App and web page records →
____________________

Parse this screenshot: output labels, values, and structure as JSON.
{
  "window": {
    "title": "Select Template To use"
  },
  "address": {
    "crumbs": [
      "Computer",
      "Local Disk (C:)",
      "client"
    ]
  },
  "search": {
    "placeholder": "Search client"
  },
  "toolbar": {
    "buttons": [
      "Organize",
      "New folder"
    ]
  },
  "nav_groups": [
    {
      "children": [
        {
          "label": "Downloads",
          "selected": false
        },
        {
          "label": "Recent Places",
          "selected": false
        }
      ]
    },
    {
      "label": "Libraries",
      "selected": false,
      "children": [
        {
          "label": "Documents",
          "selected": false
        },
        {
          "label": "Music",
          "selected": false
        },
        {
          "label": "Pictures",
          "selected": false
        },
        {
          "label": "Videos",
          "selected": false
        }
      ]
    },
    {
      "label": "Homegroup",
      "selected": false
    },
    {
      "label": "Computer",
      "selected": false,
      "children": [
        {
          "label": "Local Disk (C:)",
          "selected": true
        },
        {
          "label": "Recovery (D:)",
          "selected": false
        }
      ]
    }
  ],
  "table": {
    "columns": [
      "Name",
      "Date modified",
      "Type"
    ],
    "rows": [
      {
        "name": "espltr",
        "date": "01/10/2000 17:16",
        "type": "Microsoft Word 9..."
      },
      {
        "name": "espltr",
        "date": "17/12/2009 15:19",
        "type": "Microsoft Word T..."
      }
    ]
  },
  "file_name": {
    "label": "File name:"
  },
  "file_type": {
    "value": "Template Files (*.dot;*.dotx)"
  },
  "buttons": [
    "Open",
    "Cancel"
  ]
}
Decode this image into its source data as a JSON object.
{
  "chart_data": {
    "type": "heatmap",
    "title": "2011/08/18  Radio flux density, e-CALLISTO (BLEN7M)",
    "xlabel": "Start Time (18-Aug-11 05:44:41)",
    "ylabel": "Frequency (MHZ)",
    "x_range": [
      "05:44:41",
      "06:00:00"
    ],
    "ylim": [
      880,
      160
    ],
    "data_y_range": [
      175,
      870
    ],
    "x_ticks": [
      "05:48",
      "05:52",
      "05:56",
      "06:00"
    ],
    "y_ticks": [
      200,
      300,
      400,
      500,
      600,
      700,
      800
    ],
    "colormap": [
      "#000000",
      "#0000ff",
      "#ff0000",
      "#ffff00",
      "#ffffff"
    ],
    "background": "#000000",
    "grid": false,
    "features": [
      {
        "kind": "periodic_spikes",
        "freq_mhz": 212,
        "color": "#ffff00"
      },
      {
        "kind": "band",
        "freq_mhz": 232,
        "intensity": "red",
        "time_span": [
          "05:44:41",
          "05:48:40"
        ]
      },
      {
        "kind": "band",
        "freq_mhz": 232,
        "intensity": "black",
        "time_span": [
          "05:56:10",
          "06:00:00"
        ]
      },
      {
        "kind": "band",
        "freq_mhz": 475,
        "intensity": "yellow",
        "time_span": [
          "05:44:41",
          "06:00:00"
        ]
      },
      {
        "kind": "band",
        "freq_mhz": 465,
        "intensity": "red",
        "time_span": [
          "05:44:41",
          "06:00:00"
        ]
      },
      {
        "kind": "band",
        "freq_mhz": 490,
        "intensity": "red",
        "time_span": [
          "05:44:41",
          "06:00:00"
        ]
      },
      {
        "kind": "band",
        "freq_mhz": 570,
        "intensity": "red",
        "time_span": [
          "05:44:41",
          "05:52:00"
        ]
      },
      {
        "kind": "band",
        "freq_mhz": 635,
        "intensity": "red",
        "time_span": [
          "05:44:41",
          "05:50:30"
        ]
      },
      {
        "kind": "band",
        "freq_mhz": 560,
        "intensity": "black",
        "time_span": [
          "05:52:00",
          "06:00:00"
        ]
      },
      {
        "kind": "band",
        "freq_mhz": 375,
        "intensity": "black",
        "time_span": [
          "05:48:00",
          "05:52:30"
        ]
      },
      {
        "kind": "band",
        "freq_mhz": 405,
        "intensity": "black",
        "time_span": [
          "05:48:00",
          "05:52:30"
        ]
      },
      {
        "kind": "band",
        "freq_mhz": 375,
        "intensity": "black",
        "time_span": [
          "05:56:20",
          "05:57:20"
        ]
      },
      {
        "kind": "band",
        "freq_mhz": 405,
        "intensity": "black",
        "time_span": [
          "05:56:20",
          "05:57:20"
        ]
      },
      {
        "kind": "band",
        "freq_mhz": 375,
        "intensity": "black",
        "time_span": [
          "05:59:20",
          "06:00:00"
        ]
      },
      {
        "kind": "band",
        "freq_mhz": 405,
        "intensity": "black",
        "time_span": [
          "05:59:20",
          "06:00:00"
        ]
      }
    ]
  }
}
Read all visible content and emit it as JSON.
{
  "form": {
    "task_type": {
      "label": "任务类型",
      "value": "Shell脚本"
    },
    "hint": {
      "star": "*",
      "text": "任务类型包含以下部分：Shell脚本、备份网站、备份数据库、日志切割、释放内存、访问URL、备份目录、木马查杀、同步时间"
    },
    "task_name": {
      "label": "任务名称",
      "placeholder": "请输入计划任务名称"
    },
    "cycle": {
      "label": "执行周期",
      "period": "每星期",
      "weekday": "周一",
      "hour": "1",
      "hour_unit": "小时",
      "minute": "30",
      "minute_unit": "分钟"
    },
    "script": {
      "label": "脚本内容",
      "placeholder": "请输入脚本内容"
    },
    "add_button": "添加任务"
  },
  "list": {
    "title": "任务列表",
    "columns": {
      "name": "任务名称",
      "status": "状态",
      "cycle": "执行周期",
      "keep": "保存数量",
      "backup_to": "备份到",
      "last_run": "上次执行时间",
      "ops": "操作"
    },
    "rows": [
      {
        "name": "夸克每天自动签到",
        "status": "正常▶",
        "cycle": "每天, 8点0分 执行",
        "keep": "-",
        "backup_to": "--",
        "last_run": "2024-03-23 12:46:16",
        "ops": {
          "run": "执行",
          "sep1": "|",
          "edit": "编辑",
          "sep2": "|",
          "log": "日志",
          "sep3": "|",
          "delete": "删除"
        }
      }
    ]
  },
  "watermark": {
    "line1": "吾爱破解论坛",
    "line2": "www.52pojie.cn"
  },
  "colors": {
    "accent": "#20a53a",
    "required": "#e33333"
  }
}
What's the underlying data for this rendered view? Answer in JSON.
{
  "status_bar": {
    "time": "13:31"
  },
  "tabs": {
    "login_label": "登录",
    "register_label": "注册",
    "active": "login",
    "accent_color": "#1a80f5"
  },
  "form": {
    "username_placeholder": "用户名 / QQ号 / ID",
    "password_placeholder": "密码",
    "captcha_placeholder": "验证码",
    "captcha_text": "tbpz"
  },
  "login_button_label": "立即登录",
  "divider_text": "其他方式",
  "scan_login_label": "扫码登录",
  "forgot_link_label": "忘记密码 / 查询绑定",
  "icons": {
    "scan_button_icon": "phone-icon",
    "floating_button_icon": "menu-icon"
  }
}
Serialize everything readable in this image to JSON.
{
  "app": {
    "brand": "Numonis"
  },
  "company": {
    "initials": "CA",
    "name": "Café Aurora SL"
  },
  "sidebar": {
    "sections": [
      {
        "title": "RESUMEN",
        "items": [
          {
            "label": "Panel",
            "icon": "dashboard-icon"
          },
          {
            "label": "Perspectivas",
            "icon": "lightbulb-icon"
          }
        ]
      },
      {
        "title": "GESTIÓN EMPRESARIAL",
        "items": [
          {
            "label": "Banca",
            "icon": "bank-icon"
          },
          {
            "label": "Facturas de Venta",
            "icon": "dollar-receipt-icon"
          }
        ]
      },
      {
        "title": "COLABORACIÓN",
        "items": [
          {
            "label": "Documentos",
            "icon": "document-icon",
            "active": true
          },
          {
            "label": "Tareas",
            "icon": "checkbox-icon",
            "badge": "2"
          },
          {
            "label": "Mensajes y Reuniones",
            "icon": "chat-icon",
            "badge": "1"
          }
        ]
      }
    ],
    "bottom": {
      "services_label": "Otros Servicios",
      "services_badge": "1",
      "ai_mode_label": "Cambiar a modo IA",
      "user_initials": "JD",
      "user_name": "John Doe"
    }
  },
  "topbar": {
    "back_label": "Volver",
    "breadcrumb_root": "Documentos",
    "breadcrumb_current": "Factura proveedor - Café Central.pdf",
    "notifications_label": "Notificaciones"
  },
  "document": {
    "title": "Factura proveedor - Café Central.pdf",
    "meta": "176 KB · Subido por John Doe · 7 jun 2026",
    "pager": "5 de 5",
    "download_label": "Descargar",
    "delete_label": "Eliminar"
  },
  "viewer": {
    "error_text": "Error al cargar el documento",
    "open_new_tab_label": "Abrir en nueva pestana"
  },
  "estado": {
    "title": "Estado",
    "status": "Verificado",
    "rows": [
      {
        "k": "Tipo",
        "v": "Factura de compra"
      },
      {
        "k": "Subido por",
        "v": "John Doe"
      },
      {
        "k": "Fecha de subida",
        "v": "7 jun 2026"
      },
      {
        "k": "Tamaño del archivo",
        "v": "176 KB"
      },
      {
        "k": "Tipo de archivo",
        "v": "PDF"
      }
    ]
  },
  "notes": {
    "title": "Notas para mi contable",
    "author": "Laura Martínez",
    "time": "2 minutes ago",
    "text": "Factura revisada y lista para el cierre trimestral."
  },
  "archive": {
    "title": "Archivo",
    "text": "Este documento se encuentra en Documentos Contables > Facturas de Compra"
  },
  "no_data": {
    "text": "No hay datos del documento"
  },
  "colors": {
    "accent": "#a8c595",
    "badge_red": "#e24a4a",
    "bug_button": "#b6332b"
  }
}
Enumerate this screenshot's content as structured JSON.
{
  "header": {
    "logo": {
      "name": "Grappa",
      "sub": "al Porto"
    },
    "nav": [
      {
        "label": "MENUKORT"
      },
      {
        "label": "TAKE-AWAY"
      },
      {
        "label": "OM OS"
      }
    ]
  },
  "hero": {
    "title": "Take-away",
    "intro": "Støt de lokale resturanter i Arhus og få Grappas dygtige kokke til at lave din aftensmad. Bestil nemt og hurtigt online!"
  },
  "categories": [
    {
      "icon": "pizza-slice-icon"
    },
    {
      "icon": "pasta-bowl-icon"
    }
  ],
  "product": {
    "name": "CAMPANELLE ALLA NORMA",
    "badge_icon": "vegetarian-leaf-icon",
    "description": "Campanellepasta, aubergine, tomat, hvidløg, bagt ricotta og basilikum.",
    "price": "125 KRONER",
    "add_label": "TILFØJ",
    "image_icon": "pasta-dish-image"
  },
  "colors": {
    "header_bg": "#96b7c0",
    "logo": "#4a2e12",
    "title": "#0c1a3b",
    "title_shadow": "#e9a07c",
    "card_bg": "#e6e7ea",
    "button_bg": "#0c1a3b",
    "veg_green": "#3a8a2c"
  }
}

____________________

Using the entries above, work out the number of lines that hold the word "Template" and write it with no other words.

2